Your answer should consist of the lines below that hold the word "label".
+ + + + + + +
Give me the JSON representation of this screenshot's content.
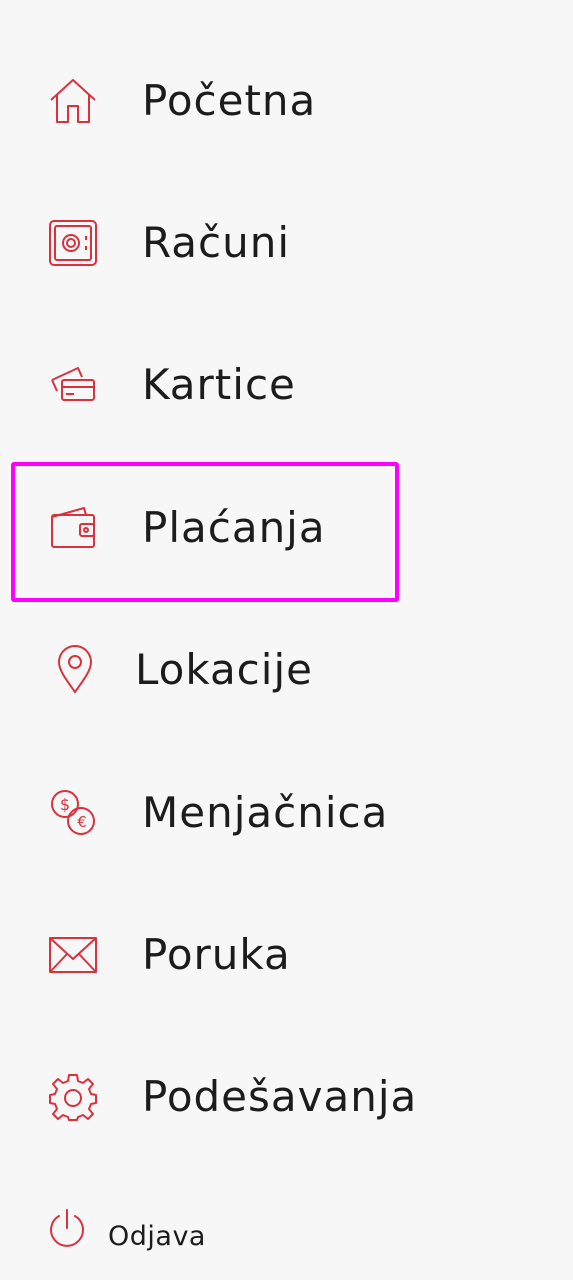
{
  "accent_color": "#d9323d",
  "highlight_color": "#ff00ff",
  "menu": {
    "items": [
      {
        "label": "Početna",
        "icon": "home-icon"
      },
      {
        "label": "Računi",
        "icon": "safe-icon"
      },
      {
        "label": "Kartice",
        "icon": "cards-icon"
      },
      {
        "label": "Plaćanja",
        "icon": "wallet-icon"
      },
      {
        "label": "Lokacije",
        "icon": "location-pin-icon"
      },
      {
        "label": "Menjačnica",
        "icon": "currency-exchange-icon"
      },
      {
        "label": "Poruka",
        "icon": "envelope-icon"
      },
      {
        "label": "Podešavanja",
        "icon": "gear-icon"
      }
    ],
    "logout": {
      "label": "Odjava",
      "icon": "power-icon"
    }
  }
}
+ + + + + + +
Answer below:
        "label": "Početna",
        "label": "Računi",
        "label": "Kartice",
        "label": "Plaćanja",
        "label": "Lokacije",
        "label": "Menjačnica",
        "label": "Poruka",
        "label": "Podešavanja",
      "label": "Odjava",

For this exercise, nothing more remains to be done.